TASK ITEM ▸ The records that follow must all be duplicated exactly.

++++ RECORDS FOR THE TASK ++++

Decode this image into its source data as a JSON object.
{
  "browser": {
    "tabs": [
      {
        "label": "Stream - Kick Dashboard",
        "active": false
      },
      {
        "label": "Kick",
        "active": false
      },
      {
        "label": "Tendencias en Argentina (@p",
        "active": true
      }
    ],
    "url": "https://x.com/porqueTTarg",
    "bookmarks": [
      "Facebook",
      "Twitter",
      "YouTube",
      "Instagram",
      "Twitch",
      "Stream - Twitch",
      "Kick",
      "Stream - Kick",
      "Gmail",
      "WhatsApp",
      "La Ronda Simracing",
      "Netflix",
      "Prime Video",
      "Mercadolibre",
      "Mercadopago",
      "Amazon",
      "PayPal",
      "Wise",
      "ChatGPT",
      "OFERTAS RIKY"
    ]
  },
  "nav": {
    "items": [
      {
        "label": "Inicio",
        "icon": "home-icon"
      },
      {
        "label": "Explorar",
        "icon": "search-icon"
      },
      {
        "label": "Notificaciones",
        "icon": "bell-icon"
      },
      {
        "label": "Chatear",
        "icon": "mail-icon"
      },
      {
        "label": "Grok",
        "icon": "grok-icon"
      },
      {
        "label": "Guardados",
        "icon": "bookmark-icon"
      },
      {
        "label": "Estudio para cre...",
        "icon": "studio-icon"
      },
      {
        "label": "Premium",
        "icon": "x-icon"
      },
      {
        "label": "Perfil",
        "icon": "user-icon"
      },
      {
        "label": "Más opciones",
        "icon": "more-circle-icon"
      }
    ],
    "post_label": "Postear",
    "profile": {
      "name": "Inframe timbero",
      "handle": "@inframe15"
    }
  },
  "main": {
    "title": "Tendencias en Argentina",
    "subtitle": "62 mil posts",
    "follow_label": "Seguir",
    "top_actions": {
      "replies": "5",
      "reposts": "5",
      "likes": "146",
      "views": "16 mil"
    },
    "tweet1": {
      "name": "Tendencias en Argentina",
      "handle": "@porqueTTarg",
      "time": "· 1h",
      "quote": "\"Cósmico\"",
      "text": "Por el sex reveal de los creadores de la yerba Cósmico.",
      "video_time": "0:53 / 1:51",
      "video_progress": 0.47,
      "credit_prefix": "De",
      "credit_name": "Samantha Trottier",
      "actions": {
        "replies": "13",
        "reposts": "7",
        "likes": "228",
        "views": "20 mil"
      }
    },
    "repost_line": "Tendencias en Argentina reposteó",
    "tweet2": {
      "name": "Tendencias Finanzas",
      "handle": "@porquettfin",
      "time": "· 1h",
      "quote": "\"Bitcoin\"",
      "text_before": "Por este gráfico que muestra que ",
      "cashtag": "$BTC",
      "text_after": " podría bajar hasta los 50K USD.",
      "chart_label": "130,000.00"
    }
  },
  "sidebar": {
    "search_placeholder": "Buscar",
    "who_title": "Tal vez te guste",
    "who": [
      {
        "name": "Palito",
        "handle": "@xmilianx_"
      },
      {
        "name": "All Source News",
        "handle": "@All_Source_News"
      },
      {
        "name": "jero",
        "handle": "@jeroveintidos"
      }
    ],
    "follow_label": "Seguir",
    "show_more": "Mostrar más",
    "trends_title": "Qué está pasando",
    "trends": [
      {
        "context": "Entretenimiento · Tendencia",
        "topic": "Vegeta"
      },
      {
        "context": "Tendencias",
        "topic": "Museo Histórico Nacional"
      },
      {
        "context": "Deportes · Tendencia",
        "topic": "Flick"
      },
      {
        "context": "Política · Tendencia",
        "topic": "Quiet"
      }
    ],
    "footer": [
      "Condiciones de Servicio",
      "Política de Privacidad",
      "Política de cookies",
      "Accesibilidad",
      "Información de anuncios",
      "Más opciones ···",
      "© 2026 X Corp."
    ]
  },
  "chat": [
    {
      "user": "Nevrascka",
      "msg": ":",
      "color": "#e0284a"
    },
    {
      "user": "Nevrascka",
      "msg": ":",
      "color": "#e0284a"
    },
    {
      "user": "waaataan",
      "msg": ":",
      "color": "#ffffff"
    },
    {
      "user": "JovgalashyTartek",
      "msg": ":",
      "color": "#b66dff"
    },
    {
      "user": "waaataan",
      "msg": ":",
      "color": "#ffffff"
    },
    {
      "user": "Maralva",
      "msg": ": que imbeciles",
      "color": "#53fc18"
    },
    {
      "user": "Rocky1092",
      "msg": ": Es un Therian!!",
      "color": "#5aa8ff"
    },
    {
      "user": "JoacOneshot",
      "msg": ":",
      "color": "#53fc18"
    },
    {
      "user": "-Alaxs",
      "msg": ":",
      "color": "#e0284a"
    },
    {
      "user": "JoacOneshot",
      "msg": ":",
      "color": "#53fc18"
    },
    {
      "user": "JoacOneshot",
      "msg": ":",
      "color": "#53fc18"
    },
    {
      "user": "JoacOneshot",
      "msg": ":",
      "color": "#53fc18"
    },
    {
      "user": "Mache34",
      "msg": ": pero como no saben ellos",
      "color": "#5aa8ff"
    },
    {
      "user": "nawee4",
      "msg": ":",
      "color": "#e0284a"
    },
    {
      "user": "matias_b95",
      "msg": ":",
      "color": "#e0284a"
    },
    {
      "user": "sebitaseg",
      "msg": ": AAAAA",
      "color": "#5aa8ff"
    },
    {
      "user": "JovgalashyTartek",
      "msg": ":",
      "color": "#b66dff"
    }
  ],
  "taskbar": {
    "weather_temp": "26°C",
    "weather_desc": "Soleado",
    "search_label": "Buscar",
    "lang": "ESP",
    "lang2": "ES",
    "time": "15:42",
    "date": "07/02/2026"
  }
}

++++

FINISHED TASK ▸
Decode this image into its source data as a JSON object.
{
  "browser": {
    "tabs": [
      {
        "label": "Stream - Kick Dashboard",
        "active": false
      },
      {
        "label": "Kick",
        "active": false
      },
      {
        "label": "Tendencias en Argentina (@p",
        "active": true
      }
    ],
    "url": "https://x.com/porqueTTarg",
    "bookmarks": [
      "Facebook",
      "Twitter",
      "YouTube",
      "Instagram",
      "Twitch",
      "Stream - Twitch",
      "Kick",
      "Stream - Kick",
      "Gmail",
      "WhatsApp",
      "La Ronda Simracing",
      "Netflix",
      "Prime Video",
      "Mercadolibre",
      "Mercadopago",
      "Amazon",
      "PayPal",
      "Wise",
      "ChatGPT",
      "OFERTAS RIKY"
    ]
  },
  "nav": {
    "items": [
      {
        "label": "Inicio",
        "icon": "home-icon"
      },
      {
        "label": "Explorar",
        "icon": "search-icon"
      },
      {
        "label": "Notificaciones",
        "icon": "bell-icon"
      },
      {
        "label": "Chatear",
        "icon": "mail-icon"
      },
      {
        "label": "Grok",
        "icon": "grok-icon"
      },
      {
        "label": "Guardados",
        "icon": "bookmark-icon"
      },
      {
        "label": "Estudio para cre...",
        "icon": "studio-icon"
      },
      {
        "label": "Premium",
        "icon": "x-icon"
      },
      {
        "label": "Perfil",
        "icon": "user-icon"
      },
      {
        "label": "Más opciones",
        "icon": "more-circle-icon"
      }
    ],
    "post_label": "Postear",
    "profile": {
      "name": "Inframe timbero",
      "handle": "@inframe15"
    }
  },
  "main": {
    "title": "Tendencias en Argentina",
    "subtitle": "62 mil posts",
    "follow_label": "Seguir",
    "top_actions": {
      "replies": "5",
      "reposts": "5",
      "likes": "146",
      "views": "16 mil"
    },
    "tweet1": {
      "name": "Tendencias en Argentina",
      "handle": "@porqueTTarg",
      "time": "· 1h",
      "quote": "\"Cósmico\"",
      "text": "Por el sex reveal de los creadores de la yerba Cósmico.",
      "video_time": "0:53 / 1:51",
      "video_progress": 0.47,
      "credit_prefix": "De",
      "credit_name": "Samantha Trottier",
      "actions": {
        "replies": "13",
        "reposts": "7",
        "likes": "228",
        "views": "20 mil"
      }
    },
    "repost_line": "Tendencias en Argentina reposteó",
    "tweet2": {
      "name": "Tendencias Finanzas",
      "handle": "@porquettfin",
      "time": "· 1h",
      "quote": "\"Bitcoin\"",
      "text_before": "Por este gráfico que muestra que ",
      "cashtag": "$BTC",
      "text_after": " podría bajar hasta los 50K USD.",
      "chart_label": "130,000.00"
    }
  },
  "sidebar": {
    "search_placeholder": "Buscar",
    "who_title": "Tal vez te guste",
    "who": [
      {
        "name": "Palito",
        "handle": "@xmilianx_"
      },
      {
        "name": "All Source News",
        "handle": "@All_Source_News"
      },
      {
        "name": "jero",
        "handle": "@jeroveintidos"
      }
    ],
    "follow_label": "Seguir",
    "show_more": "Mostrar más",
    "trends_title": "Qué está pasando",
    "trends": [
      {
        "context": "Entretenimiento · Tendencia",
        "topic": "Vegeta"
      },
      {
        "context": "Tendencias",
        "topic": "Museo Histórico Nacional"
      },
      {
        "context": "Deportes · Tendencia",
        "topic": "Flick"
      },
      {
        "context": "Política · Tendencia",
        "topic": "Quiet"
      }
    ],
    "footer": [
      "Condiciones de Servicio",
      "Política de Privacidad",
      "Política de cookies",
      "Accesibilidad",
      "Información de anuncios",
      "Más opciones ···",
      "© 2026 X Corp."
    ]
  },
  "chat": [
    {
      "user": "Nevrascka",
      "msg": ":",
      "color": "#e0284a"
    },
    {
      "user": "Nevrascka",
      "msg": ":",
      "color": "#e0284a"
    },
    {
      "user": "waaataan",
      "msg": ":",
      "color": "#ffffff"
    },
    {
      "user": "JovgalashyTartek",
      "msg": ":",
      "color": "#b66dff"
    },
    {
      "user": "waaataan",
      "msg": ":",
      "color": "#ffffff"
    },
    {
      "user": "Maralva",
      "msg": ": que imbeciles",
      "color": "#53fc18"
    },
    {
      "user": "Rocky1092",
      "msg": ": Es un Therian!!",
      "color": "#5aa8ff"
    },
    {
      "user": "JoacOneshot",
      "msg": ":",
      "color": "#53fc18"
    },
    {
      "user": "-Alaxs",
      "msg": ":",
      "color": "#e0284a"
    },
    {
      "user": "JoacOneshot",
      "msg": ":",
      "color": "#53fc18"
    },
    {
      "user": "JoacOneshot",
      "msg": ":",
      "color": "#53fc18"
    },
    {
      "user": "JoacOneshot",
      "msg": ":",
      "color": "#53fc18"
    },
    {
      "user": "Mache34",
      "msg": ": pero como no saben ellos",
      "color": "#5aa8ff"
    },
    {
      "user": "nawee4",
      "msg": ":",
      "color": "#e0284a"
    },
    {
      "user": "matias_b95",
      "msg": ":",
      "color": "#e0284a"
    },
    {
      "user": "sebitaseg",
      "msg": ": AAAAA",
      "color": "#5aa8ff"
    },
    {
      "user": "JovgalashyTartek",
      "msg": ":",
      "color": "#b66dff"
    }
  ],
  "taskbar": {
    "weather_temp": "26°C",
    "weather_desc": "Soleado",
    "search_label": "Buscar",
    "lang": "ESP",
    "lang2": "ES",
    "time": "15:42",
    "date": "07/02/2026"
  }
}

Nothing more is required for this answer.